**Task prompt:** Your answer should hold every line of the records below that contains the string "label".
** Material provided follows **
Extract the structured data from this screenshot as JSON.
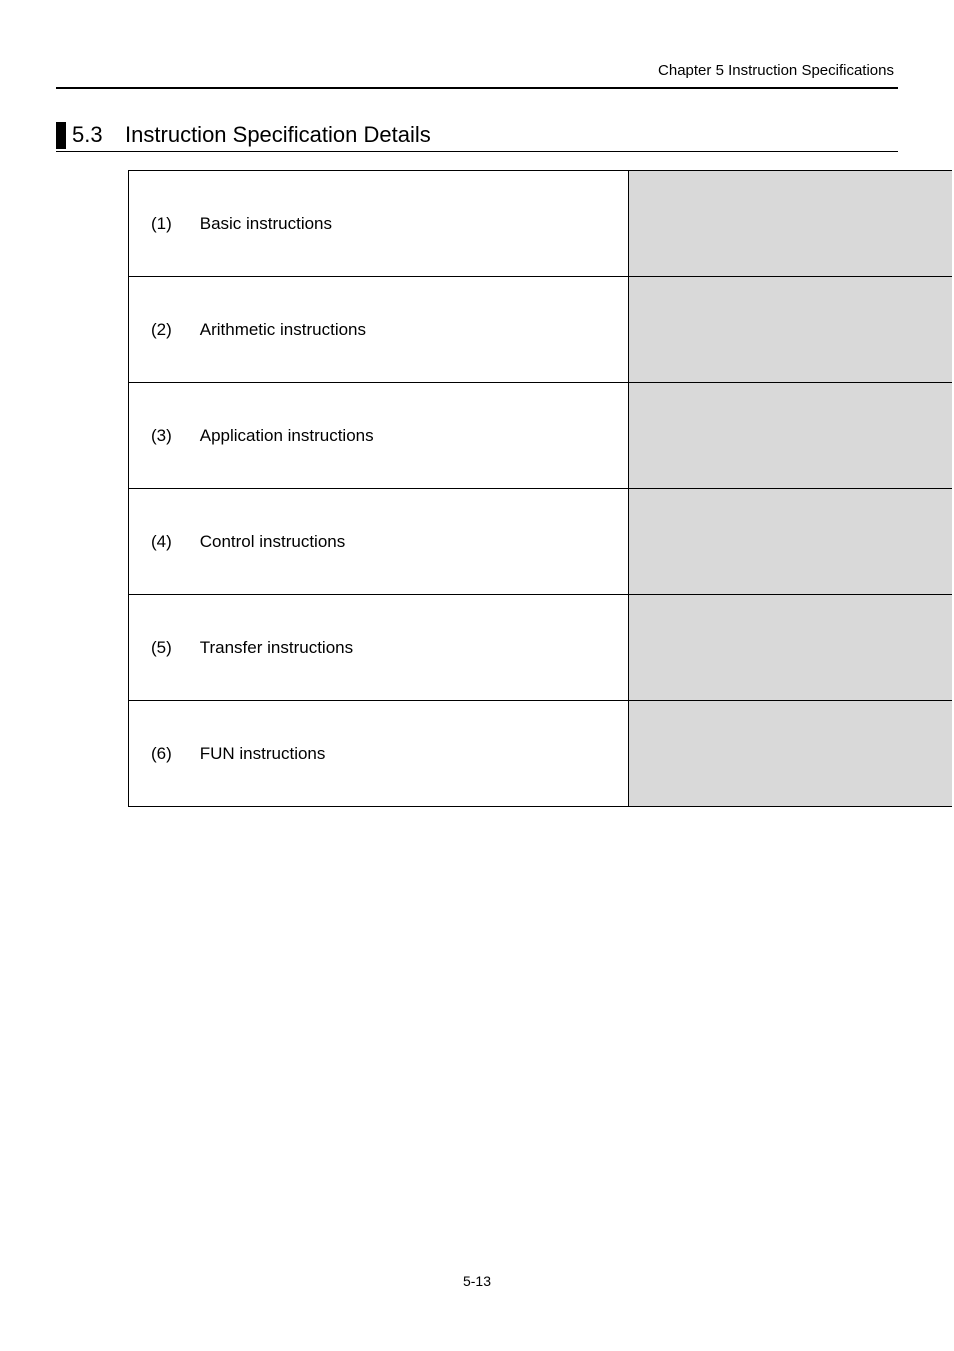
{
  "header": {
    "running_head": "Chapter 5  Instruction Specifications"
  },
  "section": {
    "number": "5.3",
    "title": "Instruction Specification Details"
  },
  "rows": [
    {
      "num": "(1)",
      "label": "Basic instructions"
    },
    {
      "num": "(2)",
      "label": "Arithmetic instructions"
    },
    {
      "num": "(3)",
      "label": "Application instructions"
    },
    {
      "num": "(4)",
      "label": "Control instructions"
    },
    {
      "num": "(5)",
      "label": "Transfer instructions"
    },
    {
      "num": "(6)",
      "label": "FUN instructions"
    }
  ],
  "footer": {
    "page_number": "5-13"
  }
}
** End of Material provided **
**The completed task:**
      "label": "Basic instructions"
      "label": "Arithmetic instructions"
      "label": "Application instructions"
      "label": "Control instructions"
      "label": "Transfer instructions"
      "label": "FUN instructions"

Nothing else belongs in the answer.